The International Society of Nurses in Cancer Care (ISNCC) has strong leaders in the prevention and control of NCDs. Stella Bialous, current ISNCC president, with her colleague Linda Sarna have been advocates of tobacco cessation and the important role of nurses in helping smokers quit. They highlight tobacco cessation is incredibly important as it can lead to all four of the NCDs and have actively pursued capacity building of nurses in tobacco control. Of note, the ISNCC updated tobacco position statement was released in July 2014 and can be found at http://www.isncc.org/?page=Position_Statements. The ISNCC tobacco taskforce has been hosted in Eastern Europe (2012) and in China (2014) to increase nurses’ delivery of tobacco dependence treatment.
In 2014, at the World Cancer Leaders’ Summit, Sanchia Aranda, Past ISNCC president and current president of the Union for International Cancer Control, advocated for prevention strategies including higher tobacco taxes; implementation of prevention packages to improve diets and increase physical activity; development of effective workplace health promotion programs; and widespread vaccination programs, particularly in low-resource settings where routine screening and treatment services may not be available. Professor Aranda also spoke of the need for solutions that are accessible and affordable that deliver a return on investments for governments, particularly low and middle income countries where the burden of disease is greater and health services are not as well developed or resourced.

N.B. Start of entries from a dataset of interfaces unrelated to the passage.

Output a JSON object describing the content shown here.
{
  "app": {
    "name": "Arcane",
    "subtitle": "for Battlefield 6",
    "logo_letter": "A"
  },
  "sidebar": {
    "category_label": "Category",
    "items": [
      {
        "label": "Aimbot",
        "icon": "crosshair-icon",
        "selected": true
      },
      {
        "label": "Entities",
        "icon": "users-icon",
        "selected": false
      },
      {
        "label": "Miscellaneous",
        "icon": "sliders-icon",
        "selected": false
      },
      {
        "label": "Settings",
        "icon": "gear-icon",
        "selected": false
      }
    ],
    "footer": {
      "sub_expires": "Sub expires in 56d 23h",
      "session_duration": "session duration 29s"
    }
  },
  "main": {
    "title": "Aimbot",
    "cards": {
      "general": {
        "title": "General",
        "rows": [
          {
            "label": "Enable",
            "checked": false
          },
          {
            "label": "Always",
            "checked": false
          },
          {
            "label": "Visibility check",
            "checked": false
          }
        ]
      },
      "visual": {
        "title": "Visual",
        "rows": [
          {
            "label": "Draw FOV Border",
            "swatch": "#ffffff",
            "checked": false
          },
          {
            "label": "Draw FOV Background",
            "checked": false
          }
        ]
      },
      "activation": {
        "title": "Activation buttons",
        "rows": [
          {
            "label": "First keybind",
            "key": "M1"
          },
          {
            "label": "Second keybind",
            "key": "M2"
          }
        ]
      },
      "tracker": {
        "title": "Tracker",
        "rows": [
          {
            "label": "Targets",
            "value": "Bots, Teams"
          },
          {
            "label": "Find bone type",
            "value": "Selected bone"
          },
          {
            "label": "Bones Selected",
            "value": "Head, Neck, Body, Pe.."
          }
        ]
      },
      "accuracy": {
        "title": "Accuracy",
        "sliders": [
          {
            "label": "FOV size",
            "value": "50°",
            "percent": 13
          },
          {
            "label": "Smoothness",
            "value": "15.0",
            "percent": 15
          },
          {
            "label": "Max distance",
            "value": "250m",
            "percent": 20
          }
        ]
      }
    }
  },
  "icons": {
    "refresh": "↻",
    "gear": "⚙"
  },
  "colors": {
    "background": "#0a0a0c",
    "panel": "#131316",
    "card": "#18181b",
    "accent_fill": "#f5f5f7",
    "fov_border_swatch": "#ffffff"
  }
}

Nurses can play key roles in prevention and control of NCDs through key areas of policy, advocacy, research, education and clinical practice.
Do you feel prepared to contribute the prevention and control of NCDs?
Do you have the knowledge and skills to help patients, carers and their families modify their unhealthy behaviours to reduce their risk of developing one of the four key NCDs?
Will you be part of the solution?